Welgevonden Game Reserve is unique in that it collaborates with various external parties to oversee and implement a number of exciting, conservation related research projects.
One such example is the Wildlife Protection Project.
This project aims to utilize the behavioural changes of a set of collared herbivores as a sentinel to detect poaching activity, rhino poaching in particular, within a protected wildlife area.
Current rhino poaching facts…
This increase correlates with the high demand for rhino horn in Asian countries where it is wrongly believed to have medicinal properties capable of curing a range of serious medical ailments. In reality, rhino horn consists of nothing more than keratin (the same material that makes up human hair and fingernails). If rhino poaching continues at this rate, it is highly probable that Africa’s rhinos may face extinction in the foreseeable future.
Although there have been a number of anti-poaching interventions up until now, the number of rhinos poached per annum continues to rise regardless. It is evident that, with the hopes of reducing the current level of rhino poaching, unique and effective anti-poaching techniques need to be explored.
What we’re doing about it…
Recent research conducted by a number of esteemed ecologists from Wageningen University suggests that prey animals are likely to alter their normal behaviour upon hearing, smelling or seeing a potential predation threat. The (currently unpublished) data suggests that the presence of a predator will trigger an immediate response from prey animals, usually causing them to increase their speed and alter their spatial distribution.

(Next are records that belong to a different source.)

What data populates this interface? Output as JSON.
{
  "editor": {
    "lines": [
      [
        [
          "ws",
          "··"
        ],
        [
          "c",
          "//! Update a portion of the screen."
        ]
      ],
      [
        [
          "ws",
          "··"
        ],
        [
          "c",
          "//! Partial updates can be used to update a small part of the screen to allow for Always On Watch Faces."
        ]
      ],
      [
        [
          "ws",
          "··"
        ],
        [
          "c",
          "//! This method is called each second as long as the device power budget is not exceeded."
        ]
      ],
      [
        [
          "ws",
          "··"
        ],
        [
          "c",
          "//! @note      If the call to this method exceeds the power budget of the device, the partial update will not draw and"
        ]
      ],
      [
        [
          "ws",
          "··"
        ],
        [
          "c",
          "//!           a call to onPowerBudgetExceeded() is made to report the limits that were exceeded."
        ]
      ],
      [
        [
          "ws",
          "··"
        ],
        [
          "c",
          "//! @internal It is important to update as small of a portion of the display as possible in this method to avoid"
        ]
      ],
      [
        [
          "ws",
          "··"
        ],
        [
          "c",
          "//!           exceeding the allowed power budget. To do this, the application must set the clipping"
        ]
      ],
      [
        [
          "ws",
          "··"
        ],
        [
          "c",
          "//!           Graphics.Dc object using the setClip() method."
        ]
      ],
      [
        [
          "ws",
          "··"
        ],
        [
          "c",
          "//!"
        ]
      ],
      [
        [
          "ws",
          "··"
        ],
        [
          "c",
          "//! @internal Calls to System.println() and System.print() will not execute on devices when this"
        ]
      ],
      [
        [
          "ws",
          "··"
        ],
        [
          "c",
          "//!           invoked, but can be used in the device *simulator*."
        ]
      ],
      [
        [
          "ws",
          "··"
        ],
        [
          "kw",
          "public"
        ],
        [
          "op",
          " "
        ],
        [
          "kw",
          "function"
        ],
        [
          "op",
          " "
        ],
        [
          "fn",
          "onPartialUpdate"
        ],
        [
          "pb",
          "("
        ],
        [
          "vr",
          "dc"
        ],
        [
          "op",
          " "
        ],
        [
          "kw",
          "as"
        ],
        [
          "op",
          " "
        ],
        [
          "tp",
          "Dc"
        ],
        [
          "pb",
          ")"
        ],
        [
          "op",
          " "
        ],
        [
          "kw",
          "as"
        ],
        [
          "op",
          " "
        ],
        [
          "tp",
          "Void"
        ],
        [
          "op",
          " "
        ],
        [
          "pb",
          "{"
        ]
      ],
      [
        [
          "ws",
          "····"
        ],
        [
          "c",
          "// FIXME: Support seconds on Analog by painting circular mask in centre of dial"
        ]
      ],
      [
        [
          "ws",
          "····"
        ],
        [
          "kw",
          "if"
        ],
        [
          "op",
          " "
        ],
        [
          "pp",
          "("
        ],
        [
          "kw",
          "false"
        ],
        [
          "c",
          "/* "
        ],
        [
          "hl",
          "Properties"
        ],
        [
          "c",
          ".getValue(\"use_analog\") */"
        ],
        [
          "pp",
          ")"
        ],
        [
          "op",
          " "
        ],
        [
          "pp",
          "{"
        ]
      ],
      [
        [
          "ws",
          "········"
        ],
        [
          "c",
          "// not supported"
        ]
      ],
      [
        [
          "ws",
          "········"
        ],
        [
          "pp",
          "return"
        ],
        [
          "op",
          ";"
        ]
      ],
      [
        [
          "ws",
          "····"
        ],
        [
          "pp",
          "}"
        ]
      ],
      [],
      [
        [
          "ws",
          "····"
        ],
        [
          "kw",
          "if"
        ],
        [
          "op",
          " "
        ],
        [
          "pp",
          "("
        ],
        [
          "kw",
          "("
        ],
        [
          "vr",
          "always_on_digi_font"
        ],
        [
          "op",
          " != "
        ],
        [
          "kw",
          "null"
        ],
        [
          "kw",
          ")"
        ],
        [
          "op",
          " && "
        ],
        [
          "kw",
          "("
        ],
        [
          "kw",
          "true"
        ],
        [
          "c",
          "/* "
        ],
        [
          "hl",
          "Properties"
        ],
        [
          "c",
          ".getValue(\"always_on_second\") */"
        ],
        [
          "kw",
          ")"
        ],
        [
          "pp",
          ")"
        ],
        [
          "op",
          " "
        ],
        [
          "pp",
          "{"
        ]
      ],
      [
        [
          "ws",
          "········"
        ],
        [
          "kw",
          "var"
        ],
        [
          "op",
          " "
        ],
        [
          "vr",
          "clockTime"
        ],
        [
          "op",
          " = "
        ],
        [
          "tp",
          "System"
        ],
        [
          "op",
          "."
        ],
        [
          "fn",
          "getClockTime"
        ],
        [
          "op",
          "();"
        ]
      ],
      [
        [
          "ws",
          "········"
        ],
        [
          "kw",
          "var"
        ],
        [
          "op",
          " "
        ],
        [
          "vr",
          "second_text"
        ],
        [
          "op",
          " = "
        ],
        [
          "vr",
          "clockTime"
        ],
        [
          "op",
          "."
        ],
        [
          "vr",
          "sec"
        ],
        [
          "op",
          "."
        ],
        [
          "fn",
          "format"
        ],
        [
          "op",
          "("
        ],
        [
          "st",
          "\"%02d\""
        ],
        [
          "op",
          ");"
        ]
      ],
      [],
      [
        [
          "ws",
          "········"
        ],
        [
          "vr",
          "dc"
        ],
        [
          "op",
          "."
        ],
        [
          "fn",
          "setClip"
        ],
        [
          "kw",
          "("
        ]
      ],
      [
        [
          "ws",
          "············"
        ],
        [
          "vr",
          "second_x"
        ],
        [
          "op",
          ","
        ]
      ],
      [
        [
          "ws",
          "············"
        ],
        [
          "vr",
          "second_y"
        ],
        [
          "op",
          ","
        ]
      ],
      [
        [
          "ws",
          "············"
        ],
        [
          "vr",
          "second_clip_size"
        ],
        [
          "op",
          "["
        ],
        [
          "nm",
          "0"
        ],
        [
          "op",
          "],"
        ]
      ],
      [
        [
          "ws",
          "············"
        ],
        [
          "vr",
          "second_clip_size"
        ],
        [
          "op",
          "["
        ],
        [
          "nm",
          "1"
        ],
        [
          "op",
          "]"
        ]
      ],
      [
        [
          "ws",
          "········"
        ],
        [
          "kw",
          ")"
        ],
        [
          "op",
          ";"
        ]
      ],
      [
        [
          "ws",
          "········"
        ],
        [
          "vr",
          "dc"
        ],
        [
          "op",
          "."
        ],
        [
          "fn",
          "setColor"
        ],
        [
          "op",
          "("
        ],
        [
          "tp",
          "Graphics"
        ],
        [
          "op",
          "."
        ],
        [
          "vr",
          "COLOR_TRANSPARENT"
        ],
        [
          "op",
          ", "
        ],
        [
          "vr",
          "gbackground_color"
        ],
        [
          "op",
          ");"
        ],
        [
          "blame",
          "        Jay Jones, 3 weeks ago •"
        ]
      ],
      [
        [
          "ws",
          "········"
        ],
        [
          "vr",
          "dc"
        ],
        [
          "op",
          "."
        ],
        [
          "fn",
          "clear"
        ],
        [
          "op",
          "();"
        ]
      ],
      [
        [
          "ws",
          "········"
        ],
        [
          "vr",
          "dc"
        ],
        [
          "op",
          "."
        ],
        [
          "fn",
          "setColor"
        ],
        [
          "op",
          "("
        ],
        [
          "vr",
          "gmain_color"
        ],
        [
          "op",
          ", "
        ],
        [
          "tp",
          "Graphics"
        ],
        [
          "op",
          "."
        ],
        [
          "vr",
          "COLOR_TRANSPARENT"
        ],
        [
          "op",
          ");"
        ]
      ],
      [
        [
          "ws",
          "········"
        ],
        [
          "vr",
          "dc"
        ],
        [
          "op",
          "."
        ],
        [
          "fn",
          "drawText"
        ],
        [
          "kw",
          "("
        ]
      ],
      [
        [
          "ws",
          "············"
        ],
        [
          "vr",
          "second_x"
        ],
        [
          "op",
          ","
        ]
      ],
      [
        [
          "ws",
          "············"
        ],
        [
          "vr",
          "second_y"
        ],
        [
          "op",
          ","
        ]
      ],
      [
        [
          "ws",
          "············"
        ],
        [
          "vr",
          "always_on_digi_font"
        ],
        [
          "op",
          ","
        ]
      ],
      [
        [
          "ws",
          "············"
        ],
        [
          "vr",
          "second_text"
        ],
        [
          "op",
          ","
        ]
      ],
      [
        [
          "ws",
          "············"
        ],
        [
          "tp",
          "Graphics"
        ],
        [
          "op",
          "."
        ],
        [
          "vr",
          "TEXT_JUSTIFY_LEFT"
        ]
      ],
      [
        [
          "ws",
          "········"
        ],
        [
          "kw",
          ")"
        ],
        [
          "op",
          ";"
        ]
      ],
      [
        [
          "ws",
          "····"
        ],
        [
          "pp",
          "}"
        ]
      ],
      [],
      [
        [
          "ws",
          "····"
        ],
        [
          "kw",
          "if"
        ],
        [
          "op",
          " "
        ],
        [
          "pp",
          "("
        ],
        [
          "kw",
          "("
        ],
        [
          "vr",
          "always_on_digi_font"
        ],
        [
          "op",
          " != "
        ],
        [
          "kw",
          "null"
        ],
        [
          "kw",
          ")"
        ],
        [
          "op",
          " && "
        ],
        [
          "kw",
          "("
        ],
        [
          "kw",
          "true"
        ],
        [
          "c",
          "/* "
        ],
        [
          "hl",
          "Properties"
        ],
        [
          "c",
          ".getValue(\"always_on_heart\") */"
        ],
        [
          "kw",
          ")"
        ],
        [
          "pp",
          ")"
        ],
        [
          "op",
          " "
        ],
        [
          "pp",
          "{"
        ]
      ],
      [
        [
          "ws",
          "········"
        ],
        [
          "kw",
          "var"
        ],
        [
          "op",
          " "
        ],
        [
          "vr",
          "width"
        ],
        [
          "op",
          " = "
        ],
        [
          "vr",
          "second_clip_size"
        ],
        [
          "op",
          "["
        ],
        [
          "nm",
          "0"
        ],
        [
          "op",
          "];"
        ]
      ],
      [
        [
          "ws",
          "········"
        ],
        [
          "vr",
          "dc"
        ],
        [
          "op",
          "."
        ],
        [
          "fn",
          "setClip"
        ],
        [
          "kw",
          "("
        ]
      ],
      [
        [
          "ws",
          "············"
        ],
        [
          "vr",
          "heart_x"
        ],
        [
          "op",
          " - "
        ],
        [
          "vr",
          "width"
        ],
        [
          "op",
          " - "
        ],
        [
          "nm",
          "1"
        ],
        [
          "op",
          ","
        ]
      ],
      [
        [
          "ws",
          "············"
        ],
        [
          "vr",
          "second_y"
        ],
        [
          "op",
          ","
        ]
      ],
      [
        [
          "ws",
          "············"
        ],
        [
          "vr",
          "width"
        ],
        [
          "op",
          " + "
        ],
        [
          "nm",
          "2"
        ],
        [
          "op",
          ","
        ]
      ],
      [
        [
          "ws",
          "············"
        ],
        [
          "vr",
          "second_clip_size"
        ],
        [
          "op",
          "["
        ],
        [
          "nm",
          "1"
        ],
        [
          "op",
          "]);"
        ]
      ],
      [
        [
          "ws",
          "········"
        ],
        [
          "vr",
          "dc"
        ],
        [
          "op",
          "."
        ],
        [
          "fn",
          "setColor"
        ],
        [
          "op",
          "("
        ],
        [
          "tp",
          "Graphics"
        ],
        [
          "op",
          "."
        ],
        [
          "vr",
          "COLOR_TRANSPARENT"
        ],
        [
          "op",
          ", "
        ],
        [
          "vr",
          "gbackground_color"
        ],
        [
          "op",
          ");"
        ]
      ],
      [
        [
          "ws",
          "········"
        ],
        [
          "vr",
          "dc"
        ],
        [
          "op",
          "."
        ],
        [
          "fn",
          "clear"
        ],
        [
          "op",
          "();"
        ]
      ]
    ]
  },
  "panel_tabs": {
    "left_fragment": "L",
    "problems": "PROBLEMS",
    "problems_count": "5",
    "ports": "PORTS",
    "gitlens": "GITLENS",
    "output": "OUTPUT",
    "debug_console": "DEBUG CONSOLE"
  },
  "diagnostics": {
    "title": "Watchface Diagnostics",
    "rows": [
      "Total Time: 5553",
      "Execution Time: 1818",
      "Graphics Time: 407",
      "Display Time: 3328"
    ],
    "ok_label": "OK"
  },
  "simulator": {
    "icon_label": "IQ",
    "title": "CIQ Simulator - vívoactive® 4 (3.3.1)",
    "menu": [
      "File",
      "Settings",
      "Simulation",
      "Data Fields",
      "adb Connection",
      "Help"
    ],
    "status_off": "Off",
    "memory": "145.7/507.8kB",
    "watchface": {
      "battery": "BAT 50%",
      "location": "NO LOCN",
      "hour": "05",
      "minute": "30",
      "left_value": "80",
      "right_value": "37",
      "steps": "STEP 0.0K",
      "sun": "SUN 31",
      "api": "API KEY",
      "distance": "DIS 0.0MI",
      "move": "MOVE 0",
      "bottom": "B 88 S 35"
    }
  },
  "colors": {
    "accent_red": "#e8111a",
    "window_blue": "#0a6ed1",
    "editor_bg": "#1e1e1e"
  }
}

The fact that animals increase their level of vigilance and flee from an area that poses a potential threat is quite obvious- survival of the fittest right? But this information sparked a very intriguing idea: what if these behavioural responses were not limited to animal predators only? What if these prey species’ responded the same way to a human disturbance within the veld? Is it possible that the animals would also flee from a guide walking with his guests on a bushwalk, or more importantly, a group of poachers on their way to an unsuspecting rhino?
This concept has since fueled the idea of using predictive analytics technologies in an attempt to combat rhino poaching; prey-animal behaviour will be used as a sentinel to detect suspicious human activity within a protected game reserve, making poaching activity so easy to predict that it becomes practically impossible.
How do we know it will work?
In the hopes of proving this concept, the Wildlife Protection Project goes about tracking the movement of a select number of ungulate species. With the exact whereabouts of the rhino kept secret, the analysis focuses on the response of these prey-animals to 5 different human disturbance experimental scenarios within Welgevonden’s 1,200ha breeding camp. These experiments encompass a variety of typical tourist activities within a reserve such as a guided game drive or bush walk, but also test for animal response to more stealthy behaviour such as hunting or hiding in the bush.
In order to collect these movement data, a total of 134 ungulate species were fitted with specially designed animal collars. These collars are embedded with a GPS and an accelerometer that collectively record movement related data and sends them directly to the university via the recently established LoRa network within the Reserve.
One of the 5 LoRa towers
Human disturbance data is only collected during experimental procedures- participants carry Garmin’s as to determine their own GPS route, and insert the details of their journey onto an electronic tablet. All this information is then sent through to ecologists from Wageningen University who will develop rule based patterns, or algorithms, based on the prey-animal’s response to the various perceived human threats.
What about practical application?
The model generated from predictable responses of prey-species to various human induced disturbances will highlight any suspicious activity within a reserve. Not only that, but it should also indicate the speed and direction of the disturbance. This preemptive element will improve the efficiency in which anti-poaching units are able to locate, intercept and detain intruders within the reserve, ultimately saving both animal and human lives in the process.
That being said, there is no guarantee that this project will spell the end for rhino poaching in its entirety, but we hope it will make a large impact on the number of rhino poached per annum.
It is projects like these, along with environmental awareness, community involvement, and international cooperation that will eventually put an end to the rhino war.
“I don’t believe that we as humans have the right to destroy, but rather the conscious capacity (and hence responsibility) to preserve and protect the environment. It’s often strange seeing technology being used in wild spaces. I have heard one or two comments stating that technology should be kept out of the bush- often perceived as invasive. But technology is being used to improve every element of human life, why not to protect wildlife?” – Jessica Oosthuyse (Wildlife Protection Project Coordinator)